WORK REQUEST: Please copy out the lines in the entries that contain "avatar".

RECORDS SHOWN:
======

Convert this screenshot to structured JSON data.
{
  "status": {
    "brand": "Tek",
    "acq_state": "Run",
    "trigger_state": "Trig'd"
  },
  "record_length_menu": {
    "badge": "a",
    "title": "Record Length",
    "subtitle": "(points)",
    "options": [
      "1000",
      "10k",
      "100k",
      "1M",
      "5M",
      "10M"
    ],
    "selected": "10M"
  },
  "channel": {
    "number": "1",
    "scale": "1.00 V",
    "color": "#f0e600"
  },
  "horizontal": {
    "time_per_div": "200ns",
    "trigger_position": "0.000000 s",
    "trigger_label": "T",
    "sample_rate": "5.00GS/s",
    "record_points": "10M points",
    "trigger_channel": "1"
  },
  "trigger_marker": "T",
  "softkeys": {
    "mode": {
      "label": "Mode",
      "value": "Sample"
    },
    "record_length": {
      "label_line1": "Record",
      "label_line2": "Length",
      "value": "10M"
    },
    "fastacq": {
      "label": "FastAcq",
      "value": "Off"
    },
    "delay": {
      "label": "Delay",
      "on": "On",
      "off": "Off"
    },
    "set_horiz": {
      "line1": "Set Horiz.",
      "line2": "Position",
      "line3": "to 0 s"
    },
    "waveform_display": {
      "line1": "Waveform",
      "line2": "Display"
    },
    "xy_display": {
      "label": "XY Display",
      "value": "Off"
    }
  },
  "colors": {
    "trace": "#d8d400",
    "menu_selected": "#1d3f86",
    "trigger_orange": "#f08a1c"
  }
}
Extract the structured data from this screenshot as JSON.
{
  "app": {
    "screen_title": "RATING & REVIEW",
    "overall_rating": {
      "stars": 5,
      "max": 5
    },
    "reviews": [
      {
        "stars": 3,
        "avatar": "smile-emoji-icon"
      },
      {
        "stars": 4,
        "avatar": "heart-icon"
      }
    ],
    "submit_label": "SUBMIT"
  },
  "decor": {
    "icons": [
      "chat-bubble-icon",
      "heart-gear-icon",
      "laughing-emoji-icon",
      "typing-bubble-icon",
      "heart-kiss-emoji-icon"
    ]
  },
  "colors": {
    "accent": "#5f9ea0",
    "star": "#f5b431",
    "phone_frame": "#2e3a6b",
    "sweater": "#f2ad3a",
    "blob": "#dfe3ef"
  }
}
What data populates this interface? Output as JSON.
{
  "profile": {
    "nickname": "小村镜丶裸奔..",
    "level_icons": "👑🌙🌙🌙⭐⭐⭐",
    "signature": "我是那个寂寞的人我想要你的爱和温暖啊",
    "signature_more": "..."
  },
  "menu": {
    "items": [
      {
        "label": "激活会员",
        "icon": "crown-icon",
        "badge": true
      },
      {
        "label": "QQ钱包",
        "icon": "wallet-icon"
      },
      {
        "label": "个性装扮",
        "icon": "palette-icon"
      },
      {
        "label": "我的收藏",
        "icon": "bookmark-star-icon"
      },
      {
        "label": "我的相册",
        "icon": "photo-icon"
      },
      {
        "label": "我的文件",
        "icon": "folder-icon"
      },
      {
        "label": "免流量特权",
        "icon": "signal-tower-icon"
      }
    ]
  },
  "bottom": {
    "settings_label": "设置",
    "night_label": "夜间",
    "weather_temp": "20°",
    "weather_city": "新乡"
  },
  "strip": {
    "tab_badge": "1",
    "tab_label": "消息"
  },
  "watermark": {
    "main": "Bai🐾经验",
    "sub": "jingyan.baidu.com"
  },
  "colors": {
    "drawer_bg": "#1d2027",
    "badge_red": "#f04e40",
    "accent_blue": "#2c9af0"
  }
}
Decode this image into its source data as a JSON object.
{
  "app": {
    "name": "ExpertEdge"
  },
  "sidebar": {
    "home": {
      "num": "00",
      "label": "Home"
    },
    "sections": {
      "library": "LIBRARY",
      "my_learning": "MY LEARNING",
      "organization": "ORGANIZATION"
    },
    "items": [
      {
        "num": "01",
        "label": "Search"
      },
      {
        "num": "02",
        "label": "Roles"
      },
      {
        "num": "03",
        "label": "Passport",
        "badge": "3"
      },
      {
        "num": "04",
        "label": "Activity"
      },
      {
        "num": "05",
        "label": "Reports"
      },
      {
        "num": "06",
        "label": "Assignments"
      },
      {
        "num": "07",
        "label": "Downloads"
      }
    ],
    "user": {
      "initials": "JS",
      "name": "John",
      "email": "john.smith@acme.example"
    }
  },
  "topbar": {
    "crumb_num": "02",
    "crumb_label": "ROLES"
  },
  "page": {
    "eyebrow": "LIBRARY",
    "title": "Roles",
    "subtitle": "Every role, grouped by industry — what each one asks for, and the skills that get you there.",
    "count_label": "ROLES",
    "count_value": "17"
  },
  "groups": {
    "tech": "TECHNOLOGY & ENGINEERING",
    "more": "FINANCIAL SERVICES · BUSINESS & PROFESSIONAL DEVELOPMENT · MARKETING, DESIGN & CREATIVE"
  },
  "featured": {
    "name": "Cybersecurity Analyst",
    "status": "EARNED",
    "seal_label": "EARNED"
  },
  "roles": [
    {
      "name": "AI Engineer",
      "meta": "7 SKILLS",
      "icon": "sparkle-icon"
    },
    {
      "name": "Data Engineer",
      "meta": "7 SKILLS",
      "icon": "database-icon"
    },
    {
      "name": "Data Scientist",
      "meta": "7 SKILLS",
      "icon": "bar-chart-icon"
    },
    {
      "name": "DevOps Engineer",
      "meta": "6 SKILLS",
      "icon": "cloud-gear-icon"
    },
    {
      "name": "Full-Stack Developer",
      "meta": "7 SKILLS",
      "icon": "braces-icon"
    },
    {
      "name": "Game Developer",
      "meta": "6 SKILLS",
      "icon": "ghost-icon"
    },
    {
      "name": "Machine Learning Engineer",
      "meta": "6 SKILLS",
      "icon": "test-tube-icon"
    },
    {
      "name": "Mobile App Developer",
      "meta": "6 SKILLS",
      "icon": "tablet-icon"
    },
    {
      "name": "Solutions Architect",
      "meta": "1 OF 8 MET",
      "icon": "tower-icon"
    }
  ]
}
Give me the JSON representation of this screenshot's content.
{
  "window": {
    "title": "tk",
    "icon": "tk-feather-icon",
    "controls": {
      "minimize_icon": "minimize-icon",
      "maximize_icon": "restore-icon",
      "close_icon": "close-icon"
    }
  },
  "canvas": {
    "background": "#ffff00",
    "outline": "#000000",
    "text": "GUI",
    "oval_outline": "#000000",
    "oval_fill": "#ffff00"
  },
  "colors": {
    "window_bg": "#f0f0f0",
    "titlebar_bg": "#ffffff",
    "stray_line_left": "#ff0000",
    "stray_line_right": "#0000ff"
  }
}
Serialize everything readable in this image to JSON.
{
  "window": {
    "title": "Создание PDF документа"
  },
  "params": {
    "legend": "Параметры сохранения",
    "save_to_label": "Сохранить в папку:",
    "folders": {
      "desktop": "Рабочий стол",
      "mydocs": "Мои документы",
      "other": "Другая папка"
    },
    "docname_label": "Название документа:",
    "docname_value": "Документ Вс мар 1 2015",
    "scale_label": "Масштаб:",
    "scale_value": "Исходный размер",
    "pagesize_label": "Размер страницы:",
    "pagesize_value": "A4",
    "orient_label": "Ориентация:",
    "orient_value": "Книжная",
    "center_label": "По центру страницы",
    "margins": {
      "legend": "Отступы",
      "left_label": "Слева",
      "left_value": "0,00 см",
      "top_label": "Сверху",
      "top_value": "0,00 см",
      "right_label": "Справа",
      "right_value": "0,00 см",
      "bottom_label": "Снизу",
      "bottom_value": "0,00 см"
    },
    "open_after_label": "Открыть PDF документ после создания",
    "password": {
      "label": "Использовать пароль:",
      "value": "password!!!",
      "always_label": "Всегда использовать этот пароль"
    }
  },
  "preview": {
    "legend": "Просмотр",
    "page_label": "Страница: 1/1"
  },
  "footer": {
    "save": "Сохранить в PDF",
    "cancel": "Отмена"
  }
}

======

WRITTEN SOLUTION:
        "avatar": "smile-emoji-icon"
        "avatar": "heart-icon"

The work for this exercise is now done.